Dr. Stuart Williams receives funding from the NASA Kentucky EPSCoR Program

Stuart WilliamsAn alumnus of the Speed School born and raised in Louisville, Dr. Stuart Williams has an affinity for infinity and beyond. A recently tenured member of the Department of Mechanical Engineering, Williams was recently awarded funding from the NASA Kentucky EPSCoR Program for his work on “Enhanced Science on the ISS: Influence of Gravity on Electrokinetic and Electrochemical Assembly in Colloids,” which exams the impact of weightlessness on particle solutions.

You might see a colloid in detergent or blood, any solution that might separate over time. Williams and his team will work to determine if there is any way to suspend that process, which will add longevity to products that may otherwise have a limited shelf life.

“Think of a colloid as any particle that stays in homogeneous suspension. We are trying to determine the impact of specialized nano-particles and how they prevent micro-particles from aggregating. We’re using certain chemical and electro-field means to control it and to understand the governing mechanisms to use that knowledge and apply it to future products,” explains Williams.
Williams gravitated towards Mechanical Engineering as a field with a diverse array of study. After the events of 9/11, Williams, then an undergraduate, had the opportunity to intern at San Dimas National Laboratory, who at the time had received a generous amount of funding to work on chemical sensors for bomb detections. It was there that Williams found his focus.

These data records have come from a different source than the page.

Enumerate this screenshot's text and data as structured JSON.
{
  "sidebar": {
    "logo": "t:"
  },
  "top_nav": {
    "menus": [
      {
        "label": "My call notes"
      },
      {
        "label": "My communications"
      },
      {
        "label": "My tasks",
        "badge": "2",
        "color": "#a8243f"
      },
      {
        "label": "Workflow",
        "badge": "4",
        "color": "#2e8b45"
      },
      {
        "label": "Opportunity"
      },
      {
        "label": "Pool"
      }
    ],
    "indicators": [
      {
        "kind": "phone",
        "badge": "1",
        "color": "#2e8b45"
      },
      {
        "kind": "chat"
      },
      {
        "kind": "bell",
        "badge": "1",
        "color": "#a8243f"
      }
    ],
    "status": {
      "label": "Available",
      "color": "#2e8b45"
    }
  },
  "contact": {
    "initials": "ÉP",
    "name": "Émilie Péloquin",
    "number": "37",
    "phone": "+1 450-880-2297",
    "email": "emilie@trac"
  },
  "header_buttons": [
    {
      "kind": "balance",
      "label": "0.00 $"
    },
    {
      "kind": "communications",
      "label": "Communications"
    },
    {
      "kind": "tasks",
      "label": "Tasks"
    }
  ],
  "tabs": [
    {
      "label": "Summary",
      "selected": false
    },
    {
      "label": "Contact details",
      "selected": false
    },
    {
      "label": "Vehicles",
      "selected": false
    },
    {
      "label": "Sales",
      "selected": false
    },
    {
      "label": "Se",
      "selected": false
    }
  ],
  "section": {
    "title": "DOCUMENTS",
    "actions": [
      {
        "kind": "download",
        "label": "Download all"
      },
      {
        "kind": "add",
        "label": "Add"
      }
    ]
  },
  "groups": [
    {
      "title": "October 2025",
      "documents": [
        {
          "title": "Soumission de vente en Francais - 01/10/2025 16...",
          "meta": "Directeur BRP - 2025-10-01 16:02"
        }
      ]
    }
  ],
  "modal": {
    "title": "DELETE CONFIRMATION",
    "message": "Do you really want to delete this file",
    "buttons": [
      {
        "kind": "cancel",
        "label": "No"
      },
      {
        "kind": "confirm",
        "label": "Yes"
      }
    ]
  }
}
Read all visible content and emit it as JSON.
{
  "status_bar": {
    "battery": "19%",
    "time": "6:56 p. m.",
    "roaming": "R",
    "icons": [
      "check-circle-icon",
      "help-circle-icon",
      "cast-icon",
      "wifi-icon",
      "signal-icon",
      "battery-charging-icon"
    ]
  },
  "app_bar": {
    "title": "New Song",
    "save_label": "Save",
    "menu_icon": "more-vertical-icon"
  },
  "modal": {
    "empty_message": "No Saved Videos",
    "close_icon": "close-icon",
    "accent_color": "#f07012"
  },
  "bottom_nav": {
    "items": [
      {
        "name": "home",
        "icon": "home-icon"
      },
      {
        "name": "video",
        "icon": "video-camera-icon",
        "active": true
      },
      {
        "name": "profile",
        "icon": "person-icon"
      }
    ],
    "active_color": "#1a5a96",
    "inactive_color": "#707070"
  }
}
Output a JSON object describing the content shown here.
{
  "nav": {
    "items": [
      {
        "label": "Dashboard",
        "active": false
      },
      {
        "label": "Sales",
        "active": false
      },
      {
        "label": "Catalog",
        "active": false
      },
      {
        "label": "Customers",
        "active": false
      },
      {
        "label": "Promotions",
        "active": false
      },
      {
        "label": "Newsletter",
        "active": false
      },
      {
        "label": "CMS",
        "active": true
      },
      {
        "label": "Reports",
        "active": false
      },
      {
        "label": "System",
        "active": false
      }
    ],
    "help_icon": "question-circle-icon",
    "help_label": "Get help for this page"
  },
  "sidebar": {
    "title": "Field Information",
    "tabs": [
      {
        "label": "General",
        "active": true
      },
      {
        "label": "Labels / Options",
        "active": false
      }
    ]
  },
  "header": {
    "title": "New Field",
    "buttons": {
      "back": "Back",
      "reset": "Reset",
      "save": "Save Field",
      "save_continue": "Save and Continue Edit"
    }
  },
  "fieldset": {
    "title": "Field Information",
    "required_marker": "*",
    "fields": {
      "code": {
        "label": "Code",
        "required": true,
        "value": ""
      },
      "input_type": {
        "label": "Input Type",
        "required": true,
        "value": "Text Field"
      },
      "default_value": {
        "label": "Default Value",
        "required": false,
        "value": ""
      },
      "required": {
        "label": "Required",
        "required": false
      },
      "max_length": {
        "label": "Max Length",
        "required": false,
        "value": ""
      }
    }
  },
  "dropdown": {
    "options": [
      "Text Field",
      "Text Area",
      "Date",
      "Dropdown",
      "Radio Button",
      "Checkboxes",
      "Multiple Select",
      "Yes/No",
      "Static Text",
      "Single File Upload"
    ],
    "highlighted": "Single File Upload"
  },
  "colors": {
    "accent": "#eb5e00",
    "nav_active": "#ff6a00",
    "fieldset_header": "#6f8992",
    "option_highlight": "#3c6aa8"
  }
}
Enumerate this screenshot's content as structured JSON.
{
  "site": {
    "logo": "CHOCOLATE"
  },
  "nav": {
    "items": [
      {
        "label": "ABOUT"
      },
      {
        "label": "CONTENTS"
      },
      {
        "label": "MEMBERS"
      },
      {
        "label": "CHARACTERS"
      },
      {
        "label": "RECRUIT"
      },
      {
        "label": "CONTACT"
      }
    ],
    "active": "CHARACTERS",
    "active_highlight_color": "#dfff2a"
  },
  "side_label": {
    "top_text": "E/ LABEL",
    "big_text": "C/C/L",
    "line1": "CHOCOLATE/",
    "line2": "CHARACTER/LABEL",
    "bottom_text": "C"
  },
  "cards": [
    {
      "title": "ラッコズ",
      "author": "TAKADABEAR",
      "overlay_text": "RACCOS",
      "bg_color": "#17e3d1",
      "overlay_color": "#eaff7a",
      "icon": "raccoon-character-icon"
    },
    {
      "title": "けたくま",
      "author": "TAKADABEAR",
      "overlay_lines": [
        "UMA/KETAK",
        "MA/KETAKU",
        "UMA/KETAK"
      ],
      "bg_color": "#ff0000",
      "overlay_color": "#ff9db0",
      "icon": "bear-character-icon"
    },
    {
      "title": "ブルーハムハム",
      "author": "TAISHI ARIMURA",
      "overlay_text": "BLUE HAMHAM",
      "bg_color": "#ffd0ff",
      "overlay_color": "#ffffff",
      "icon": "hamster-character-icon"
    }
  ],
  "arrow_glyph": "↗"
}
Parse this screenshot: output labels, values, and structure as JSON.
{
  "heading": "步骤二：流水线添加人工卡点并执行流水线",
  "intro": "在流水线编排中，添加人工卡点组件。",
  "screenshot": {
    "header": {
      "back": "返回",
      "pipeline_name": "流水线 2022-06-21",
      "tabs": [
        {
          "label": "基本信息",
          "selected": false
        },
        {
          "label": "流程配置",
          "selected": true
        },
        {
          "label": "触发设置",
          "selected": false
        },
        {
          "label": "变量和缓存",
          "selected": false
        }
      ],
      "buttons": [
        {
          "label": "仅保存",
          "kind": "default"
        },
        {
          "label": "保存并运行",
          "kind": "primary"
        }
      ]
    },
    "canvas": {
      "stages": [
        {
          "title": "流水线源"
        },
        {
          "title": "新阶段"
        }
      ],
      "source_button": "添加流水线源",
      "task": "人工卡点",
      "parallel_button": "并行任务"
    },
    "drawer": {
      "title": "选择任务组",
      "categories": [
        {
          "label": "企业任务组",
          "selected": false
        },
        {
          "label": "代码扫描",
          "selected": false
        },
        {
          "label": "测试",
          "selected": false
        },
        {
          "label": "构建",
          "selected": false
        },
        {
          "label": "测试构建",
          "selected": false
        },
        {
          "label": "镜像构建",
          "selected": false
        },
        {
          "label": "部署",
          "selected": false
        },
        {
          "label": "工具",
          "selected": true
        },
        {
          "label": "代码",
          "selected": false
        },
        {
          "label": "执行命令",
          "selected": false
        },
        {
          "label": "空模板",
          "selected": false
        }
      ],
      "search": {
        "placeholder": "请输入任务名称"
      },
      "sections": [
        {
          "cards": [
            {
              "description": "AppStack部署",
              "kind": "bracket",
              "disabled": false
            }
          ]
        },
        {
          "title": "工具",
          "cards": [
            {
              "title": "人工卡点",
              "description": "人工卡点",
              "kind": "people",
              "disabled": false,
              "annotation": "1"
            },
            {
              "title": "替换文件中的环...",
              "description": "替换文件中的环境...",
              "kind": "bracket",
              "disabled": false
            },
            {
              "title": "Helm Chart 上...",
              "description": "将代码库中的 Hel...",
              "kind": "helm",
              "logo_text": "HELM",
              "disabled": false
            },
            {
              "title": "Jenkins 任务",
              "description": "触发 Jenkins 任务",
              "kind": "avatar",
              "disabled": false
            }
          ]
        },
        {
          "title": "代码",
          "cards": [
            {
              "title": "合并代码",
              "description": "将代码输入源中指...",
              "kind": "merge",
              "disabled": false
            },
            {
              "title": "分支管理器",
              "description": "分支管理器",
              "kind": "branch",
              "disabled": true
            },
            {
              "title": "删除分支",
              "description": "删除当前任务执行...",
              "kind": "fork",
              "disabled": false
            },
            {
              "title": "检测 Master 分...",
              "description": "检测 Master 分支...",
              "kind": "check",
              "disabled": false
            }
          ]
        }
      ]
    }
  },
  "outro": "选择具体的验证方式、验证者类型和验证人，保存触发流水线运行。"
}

“We had the lowest level security clearance, but we didn’t always know what we had in our hands. There was interesting stuff going on, and I thought this is neat. Let me stick with this. Let me make a difference. That blossomed into continuing to educate myself and learn everything I can,” says Williams.

Attending Purdue in pursuit of his PhD, Williams’ was exposed to manipulating particles. When Deep Water Horizon happened, a host from NPR contact his advisor, who specialized in particle visualization, to get an idea of the environmental impact. That attention helped bring in funding, which again gave Williams new opportunities for research.

He says, “I learned how to use particles and fluids into how to learn how to get information from that. In that case, particles were able to give us information. I built research on that. What kind of information can I gain from particle behavior?”

Now Williams is a backed by a multi-disciplinary team of students and researchers, all at varying stages of their education and with different motivations. One of Williams roles is to ensure the continuity of the project, and navigate the many moving parts that comes with working with NASA.

“It is a team approach. Every once in a while, people do their own thing. It is a managerial role,” he says. “I talk to NASA. Their launch time is always fluctuating. We can’t become reliant on their timeline, because it’s not set in stone. You have to make sure that students are properly trained. There is a lot of communication and making sure people are on the same page.”

Ultimately, he hopes that this is one leg of his research, and one that may yield another tool for use in stabilizing solutions.

“The scientist in me, wants to understand the physics in how this works. We have some goals in terms of why this physical mechanism does what it does. Once we can understand the fundamentals, then we can apply it. Then we can apply it to products,” says Williams.